**WORK ITEM**
Search the entries for the word "icon" and report each line that has it.

**ENTRIES PROVIDED**
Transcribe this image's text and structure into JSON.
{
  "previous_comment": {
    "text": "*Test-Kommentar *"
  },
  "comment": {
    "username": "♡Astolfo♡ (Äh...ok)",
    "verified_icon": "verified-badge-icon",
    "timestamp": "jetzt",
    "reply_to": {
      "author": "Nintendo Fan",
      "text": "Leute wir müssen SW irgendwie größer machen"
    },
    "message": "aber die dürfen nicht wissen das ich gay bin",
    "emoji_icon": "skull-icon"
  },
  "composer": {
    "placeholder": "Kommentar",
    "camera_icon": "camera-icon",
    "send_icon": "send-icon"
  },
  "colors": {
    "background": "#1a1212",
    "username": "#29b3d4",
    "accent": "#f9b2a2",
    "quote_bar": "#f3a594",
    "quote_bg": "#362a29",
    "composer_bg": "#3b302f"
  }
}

**EXPECTED ANSWER**
    "verified_icon": "verified-badge-icon",
    "emoji_icon": "skull-icon"
    "camera_icon": "camera-icon",
    "send_icon": "send-icon"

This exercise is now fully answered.